### WHAT IS NEEDED
All the records that follow need to be reproduced exactly. Omit the images.

### ENTRIES SUPPLIED
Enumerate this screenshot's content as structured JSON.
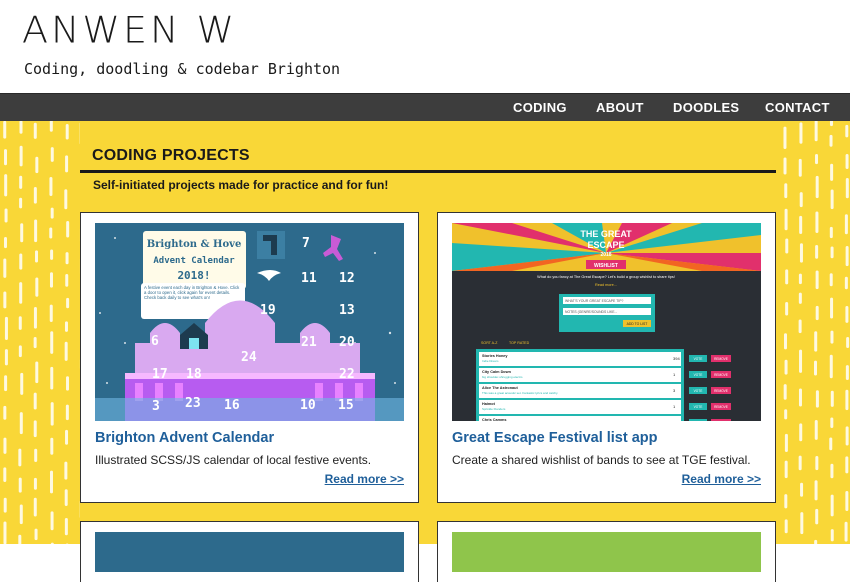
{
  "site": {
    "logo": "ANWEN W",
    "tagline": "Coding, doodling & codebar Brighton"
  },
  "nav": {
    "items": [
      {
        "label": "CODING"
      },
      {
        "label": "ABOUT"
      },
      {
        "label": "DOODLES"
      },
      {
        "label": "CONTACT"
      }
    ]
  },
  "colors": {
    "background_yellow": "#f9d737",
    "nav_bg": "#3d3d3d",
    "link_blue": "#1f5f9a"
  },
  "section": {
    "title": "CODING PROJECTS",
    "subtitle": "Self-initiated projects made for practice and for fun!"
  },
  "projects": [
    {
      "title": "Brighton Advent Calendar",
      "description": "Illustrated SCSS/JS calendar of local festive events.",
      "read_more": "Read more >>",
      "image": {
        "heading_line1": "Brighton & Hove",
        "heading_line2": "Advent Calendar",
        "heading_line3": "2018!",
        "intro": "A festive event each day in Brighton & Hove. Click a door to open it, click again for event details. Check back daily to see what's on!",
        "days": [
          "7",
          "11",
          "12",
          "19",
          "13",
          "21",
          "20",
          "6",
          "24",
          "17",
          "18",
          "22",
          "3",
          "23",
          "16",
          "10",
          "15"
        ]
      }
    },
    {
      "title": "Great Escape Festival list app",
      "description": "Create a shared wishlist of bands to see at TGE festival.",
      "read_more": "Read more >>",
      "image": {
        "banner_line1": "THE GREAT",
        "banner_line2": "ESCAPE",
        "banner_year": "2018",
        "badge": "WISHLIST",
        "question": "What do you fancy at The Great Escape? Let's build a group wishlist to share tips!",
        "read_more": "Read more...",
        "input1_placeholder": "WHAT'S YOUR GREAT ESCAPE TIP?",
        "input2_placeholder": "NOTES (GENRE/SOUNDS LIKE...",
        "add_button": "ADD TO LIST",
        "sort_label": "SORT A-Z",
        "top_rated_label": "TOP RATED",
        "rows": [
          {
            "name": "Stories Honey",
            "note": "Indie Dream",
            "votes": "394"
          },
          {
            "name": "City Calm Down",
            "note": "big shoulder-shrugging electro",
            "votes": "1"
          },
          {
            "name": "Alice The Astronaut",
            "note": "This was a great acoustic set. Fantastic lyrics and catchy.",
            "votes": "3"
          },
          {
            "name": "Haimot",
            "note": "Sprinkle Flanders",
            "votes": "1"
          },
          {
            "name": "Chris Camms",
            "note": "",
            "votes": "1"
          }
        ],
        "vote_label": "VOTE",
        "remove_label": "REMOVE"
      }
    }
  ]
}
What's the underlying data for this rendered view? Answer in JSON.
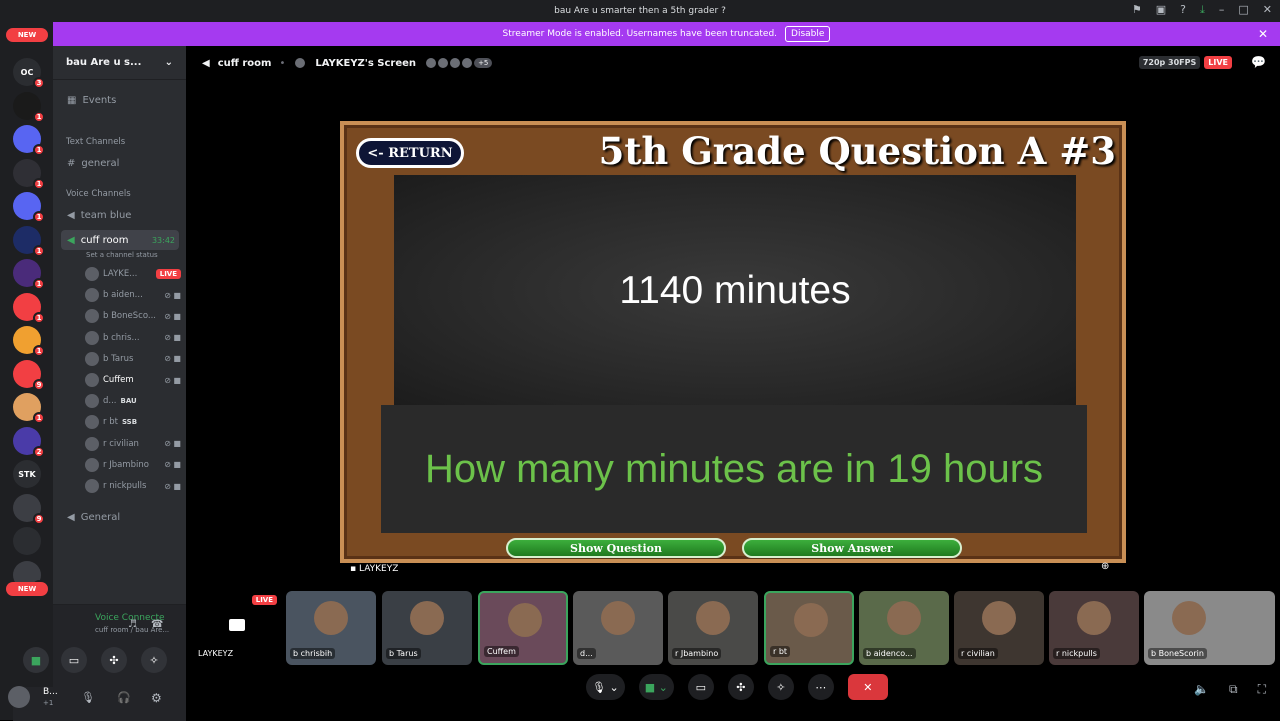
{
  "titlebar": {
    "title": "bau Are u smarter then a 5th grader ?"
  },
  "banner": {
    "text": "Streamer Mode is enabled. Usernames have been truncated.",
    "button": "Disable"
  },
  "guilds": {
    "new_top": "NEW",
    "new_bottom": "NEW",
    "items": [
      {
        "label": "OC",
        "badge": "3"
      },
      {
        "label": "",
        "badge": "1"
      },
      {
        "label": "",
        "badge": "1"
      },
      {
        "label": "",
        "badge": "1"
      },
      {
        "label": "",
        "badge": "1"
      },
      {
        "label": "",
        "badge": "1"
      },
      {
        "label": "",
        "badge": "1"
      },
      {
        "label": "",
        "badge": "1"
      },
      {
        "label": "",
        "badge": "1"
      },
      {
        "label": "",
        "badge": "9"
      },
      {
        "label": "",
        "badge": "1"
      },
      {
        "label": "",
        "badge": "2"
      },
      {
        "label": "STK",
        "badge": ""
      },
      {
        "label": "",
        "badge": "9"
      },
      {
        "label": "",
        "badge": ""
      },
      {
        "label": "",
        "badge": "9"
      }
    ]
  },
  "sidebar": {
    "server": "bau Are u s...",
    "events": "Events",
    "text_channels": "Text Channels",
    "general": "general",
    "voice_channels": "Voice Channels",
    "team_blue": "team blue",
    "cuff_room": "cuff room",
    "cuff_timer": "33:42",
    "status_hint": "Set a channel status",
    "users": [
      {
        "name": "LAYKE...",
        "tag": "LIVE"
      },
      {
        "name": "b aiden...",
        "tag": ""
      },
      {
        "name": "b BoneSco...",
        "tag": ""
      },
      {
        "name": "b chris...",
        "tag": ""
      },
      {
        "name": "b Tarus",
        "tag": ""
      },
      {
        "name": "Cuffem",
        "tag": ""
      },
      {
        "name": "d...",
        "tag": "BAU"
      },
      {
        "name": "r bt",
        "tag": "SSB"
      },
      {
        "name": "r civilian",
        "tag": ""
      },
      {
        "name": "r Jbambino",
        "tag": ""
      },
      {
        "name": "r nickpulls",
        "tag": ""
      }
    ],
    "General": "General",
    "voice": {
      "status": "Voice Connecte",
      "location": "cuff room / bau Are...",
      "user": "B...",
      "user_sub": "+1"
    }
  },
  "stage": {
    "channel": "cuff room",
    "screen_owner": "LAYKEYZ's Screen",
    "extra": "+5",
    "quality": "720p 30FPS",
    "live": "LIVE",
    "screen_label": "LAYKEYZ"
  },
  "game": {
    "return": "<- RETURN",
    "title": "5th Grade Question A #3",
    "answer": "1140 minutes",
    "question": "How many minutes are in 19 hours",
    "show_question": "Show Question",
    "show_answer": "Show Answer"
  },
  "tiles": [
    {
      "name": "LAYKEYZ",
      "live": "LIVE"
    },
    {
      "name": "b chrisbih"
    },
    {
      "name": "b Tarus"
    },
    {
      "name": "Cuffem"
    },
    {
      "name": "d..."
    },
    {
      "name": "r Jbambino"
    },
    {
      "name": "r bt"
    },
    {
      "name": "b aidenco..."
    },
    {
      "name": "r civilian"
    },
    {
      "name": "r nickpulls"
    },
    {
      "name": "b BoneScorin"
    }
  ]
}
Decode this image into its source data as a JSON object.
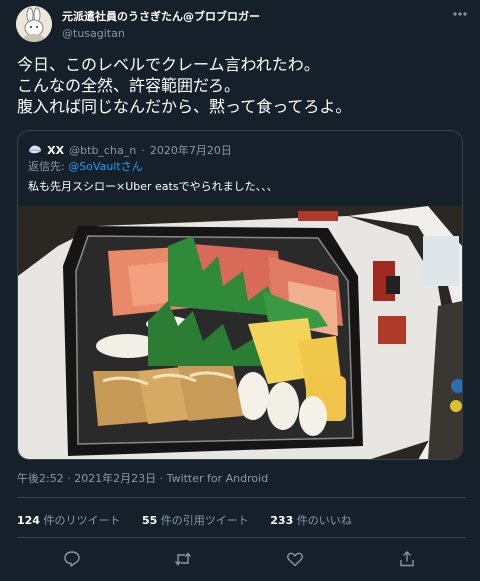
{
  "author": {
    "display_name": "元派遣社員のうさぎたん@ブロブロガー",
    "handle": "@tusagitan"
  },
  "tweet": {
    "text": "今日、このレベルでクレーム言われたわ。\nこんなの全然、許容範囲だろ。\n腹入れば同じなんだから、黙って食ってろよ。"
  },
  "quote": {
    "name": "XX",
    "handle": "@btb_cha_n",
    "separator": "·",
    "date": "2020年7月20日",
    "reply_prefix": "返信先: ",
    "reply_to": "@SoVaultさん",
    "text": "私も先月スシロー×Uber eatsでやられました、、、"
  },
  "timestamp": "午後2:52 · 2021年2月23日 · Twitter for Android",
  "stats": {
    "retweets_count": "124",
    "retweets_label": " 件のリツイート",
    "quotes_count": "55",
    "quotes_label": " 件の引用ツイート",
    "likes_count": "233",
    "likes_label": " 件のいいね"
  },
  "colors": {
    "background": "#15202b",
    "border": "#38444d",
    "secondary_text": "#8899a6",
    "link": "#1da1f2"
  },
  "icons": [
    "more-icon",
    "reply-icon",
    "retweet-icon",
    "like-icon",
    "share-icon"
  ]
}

### ANSWER SPACE
Enumerate this screenshot's content as structured JSON.
{
  "site": {
    "logo": "ANWEN W",
    "tagline": "Coding, doodling & codebar Brighton"
  },
  "nav": {
    "items": [
      {
        "label": "CODING"
      },
      {
        "label": "ABOUT"
      },
      {
        "label": "DOODLES"
      },
      {
        "label": "CONTACT"
      }
    ]
  },
  "colors": {
    "background_yellow": "#f9d737",
    "nav_bg": "#3d3d3d",
    "link_blue": "#1f5f9a"
  },
  "section": {
    "title": "CODING PROJECTS",
    "subtitle": "Self-initiated projects made for practice and for fun!"
  },
  "projects": [
    {
      "title": "Brighton Advent Calendar",
      "description": "Illustrated SCSS/JS calendar of local festive events.",
      "read_more": "Read more >>",
      "image": {
        "heading_line1": "Brighton & Hove",
        "heading_line2": "Advent Calendar",
        "heading_line3": "2018!",
        "intro": "A festive event each day in Brighton & Hove. Click a door to open it, click again for event details. Check back daily to see what's on!",
        "days": [
          "7",
          "11",
          "12",
          "19",
          "13",
          "21",
          "20",
          "6",
          "24",
          "17",
          "18",
          "22",
          "3",
          "23",
          "16",
          "10",
          "15"
        ]
      }
    },
    {
      "title": "Great Escape Festival list app",
      "description": "Create a shared wishlist of bands to see at TGE festival.",
      "read_more": "Read more >>",
      "image": {
        "banner_line1": "THE GREAT",
        "banner_line2": "ESCAPE",
        "banner_year": "2018",
        "badge": "WISHLIST",
        "question": "What do you fancy at The Great Escape? Let's build a group wishlist to share tips!",
        "read_more": "Read more...",
        "input1_placeholder": "WHAT'S YOUR GREAT ESCAPE TIP?",
        "input2_placeholder": "NOTES (GENRE/SOUNDS LIKE...",
        "add_button": "ADD TO LIST",
        "sort_label": "SORT A-Z",
        "top_rated_label": "TOP RATED",
        "rows": [
          {
            "name": "Stories Honey",
            "note": "Indie Dream",
            "votes": "394"
          },
          {
            "name": "City Calm Down",
            "note": "big shoulder-shrugging electro",
            "votes": "1"
          },
          {
            "name": "Alice The Astronaut",
            "note": "This was a great acoustic set. Fantastic lyrics and catchy.",
            "votes": "3"
          },
          {
            "name": "Haimot",
            "note": "Sprinkle Flanders",
            "votes": "1"
          },
          {
            "name": "Chris Camms",
            "note": "",
            "votes": "1"
          }
        ],
        "vote_label": "VOTE",
        "remove_label": "REMOVE"
      }
    }
  ]
}
What's the underlying data for this rendered view? Answer in JSON.
{
  "titlebar": {
    "title": "bau Are u smarter then a 5th grader ?"
  },
  "banner": {
    "text": "Streamer Mode is enabled. Usernames have been truncated.",
    "button": "Disable"
  },
  "guilds": {
    "new_top": "NEW",
    "new_bottom": "NEW",
    "items": [
      {
        "label": "OC",
        "badge": "3"
      },
      {
        "label": "",
        "badge": "1"
      },
      {
        "label": "",
        "badge": "1"
      },
      {
        "label": "",
        "badge": "1"
      },
      {
        "label": "",
        "badge": "1"
      },
      {
        "label": "",
        "badge": "1"
      },
      {
        "label": "",
        "badge": "1"
      },
      {
        "label": "",
        "badge": "1"
      },
      {
        "label": "",
        "badge": "1"
      },
      {
        "label": "",
        "badge": "9"
      },
      {
        "label": "",
        "badge": "1"
      },
      {
        "label": "",
        "badge": "2"
      },
      {
        "label": "STK",
        "badge": ""
      },
      {
        "label": "",
        "badge": "9"
      },
      {
        "label": "",
        "badge": ""
      },
      {
        "label": "",
        "badge": "9"
      }
    ]
  },
  "sidebar": {
    "server": "bau Are u s...",
    "events": "Events",
    "text_channels": "Text Channels",
    "general": "general",
    "voice_channels": "Voice Channels",
    "team_blue": "team blue",
    "cuff_room": "cuff room",
    "cuff_timer": "33:42",
    "status_hint": "Set a channel status",
    "users": [
      {
        "name": "LAYKE...",
        "tag": "LIVE"
      },
      {
        "name": "b aiden...",
        "tag": ""
      },
      {
        "name": "b BoneSco...",
        "tag": ""
      },
      {
        "name": "b chris...",
        "tag": ""
      },
      {
        "name": "b Tarus",
        "tag": ""
      },
      {
        "name": "Cuffem",
        "tag": ""
      },
      {
        "name": "d...",
        "tag": "BAU"
      },
      {
        "name": "r bt",
        "tag": "SSB"
      },
      {
        "name": "r civilian",
        "tag": ""
      },
      {
        "name": "r Jbambino",
        "tag": ""
      },
      {
        "name": "r nickpulls",
        "tag": ""
      }
    ],
    "General": "General",
    "voice": {
      "status": "Voice Connecte",
      "location": "cuff room / bau Are...",
      "user": "B...",
      "user_sub": "+1"
    }
  },
  "stage": {
    "channel": "cuff room",
    "screen_owner": "LAYKEYZ's Screen",
    "extra": "+5",
    "quality": "720p 30FPS",
    "live": "LIVE",
    "screen_label": "LAYKEYZ"
  },
  "game": {
    "return": "<- RETURN",
    "title": "5th Grade Question A #3",
    "answer": "1140 minutes",
    "question": "How many minutes are in 19 hours",
    "show_question": "Show Question",
    "show_answer": "Show Answer"
  },
  "tiles": [
    {
      "name": "LAYKEYZ",
      "live": "LIVE"
    },
    {
      "name": "b chrisbih"
    },
    {
      "name": "b Tarus"
    },
    {
      "name": "Cuffem"
    },
    {
      "name": "d..."
    },
    {
      "name": "r Jbambino"
    },
    {
      "name": "r bt"
    },
    {
      "name": "b aidenco..."
    },
    {
      "name": "r civilian"
    },
    {
      "name": "r nickpulls"
    },
    {
      "name": "b BoneScorin"
    }
  ]
}
Decode this image into its source data as a JSON object.
{
  "author": {
    "display_name": "元派遣社員のうさぎたん@ブロブロガー",
    "handle": "@tusagitan"
  },
  "tweet": {
    "text": "今日、このレベルでクレーム言われたわ。\nこんなの全然、許容範囲だろ。\n腹入れば同じなんだから、黙って食ってろよ。"
  },
  "quote": {
    "name": "XX",
    "handle": "@btb_cha_n",
    "separator": "·",
    "date": "2020年7月20日",
    "reply_prefix": "返信先: ",
    "reply_to": "@SoVaultさん",
    "text": "私も先月スシロー×Uber eatsでやられました、、、"
  },
  "timestamp": "午後2:52 · 2021年2月23日 · Twitter for Android",
  "stats": {
    "retweets_count": "124",
    "retweets_label": " 件のリツイート",
    "quotes_count": "55",
    "quotes_label": " 件の引用ツイート",
    "likes_count": "233",
    "likes_label": " 件のいいね"
  },
  "colors": {
    "background": "#15202b",
    "border": "#38444d",
    "secondary_text": "#8899a6",
    "link": "#1da1f2"
  },
  "icons": [
    "more-icon",
    "reply-icon",
    "retweet-icon",
    "like-icon",
    "share-icon"
  ]
}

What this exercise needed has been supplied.